- EXERCISE DETAILS -
Print every record below exactly as written.

- EXTRACTED MATERIAL -
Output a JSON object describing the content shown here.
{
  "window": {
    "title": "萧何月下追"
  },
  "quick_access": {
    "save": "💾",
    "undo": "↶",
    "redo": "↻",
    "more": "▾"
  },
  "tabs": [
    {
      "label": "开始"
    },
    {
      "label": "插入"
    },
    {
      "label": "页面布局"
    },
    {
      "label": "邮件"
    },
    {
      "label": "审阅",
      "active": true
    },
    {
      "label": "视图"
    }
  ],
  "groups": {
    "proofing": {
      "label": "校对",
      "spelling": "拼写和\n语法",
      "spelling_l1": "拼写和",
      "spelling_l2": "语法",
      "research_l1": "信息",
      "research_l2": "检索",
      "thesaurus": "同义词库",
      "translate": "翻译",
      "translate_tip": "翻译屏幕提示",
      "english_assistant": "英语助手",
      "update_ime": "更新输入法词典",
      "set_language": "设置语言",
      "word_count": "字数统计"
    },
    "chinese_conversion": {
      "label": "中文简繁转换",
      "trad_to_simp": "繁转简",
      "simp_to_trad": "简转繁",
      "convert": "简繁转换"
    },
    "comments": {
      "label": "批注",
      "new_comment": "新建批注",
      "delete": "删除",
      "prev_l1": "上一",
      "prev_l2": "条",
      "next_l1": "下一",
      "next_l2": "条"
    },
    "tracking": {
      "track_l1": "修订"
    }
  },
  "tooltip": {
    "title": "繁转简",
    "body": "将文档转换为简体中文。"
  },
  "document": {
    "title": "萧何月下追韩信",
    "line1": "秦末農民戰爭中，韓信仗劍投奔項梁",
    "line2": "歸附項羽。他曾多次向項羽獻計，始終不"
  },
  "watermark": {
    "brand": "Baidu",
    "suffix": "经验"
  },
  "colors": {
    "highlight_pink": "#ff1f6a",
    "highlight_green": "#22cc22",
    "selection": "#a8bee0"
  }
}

- TASK SOLUTION -
Output a JSON object describing the content shown here.
{
  "window": {
    "title": "萧何月下追"
  },
  "quick_access": {
    "save": "💾",
    "undo": "↶",
    "redo": "↻",
    "more": "▾"
  },
  "tabs": [
    {
      "label": "开始"
    },
    {
      "label": "插入"
    },
    {
      "label": "页面布局"
    },
    {
      "label": "邮件"
    },
    {
      "label": "审阅",
      "active": true
    },
    {
      "label": "视图"
    }
  ],
  "groups": {
    "proofing": {
      "label": "校对",
      "spelling": "拼写和\n语法",
      "spelling_l1": "拼写和",
      "spelling_l2": "语法",
      "research_l1": "信息",
      "research_l2": "检索",
      "thesaurus": "同义词库",
      "translate": "翻译",
      "translate_tip": "翻译屏幕提示",
      "english_assistant": "英语助手",
      "update_ime": "更新输入法词典",
      "set_language": "设置语言",
      "word_count": "字数统计"
    },
    "chinese_conversion": {
      "label": "中文简繁转换",
      "trad_to_simp": "繁转简",
      "simp_to_trad": "简转繁",
      "convert": "简繁转换"
    },
    "comments": {
      "label": "批注",
      "new_comment": "新建批注",
      "delete": "删除",
      "prev_l1": "上一",
      "prev_l2": "条",
      "next_l1": "下一",
      "next_l2": "条"
    },
    "tracking": {
      "track_l1": "修订"
    }
  },
  "tooltip": {
    "title": "繁转简",
    "body": "将文档转换为简体中文。"
  },
  "document": {
    "title": "萧何月下追韩信",
    "line1": "秦末農民戰爭中，韓信仗劍投奔項梁",
    "line2": "歸附項羽。他曾多次向項羽獻計，始終不"
  },
  "watermark": {
    "brand": "Baidu",
    "suffix": "经验"
  },
  "colors": {
    "highlight_pink": "#ff1f6a",
    "highlight_green": "#22cc22",
    "selection": "#a8bee0"
  }
}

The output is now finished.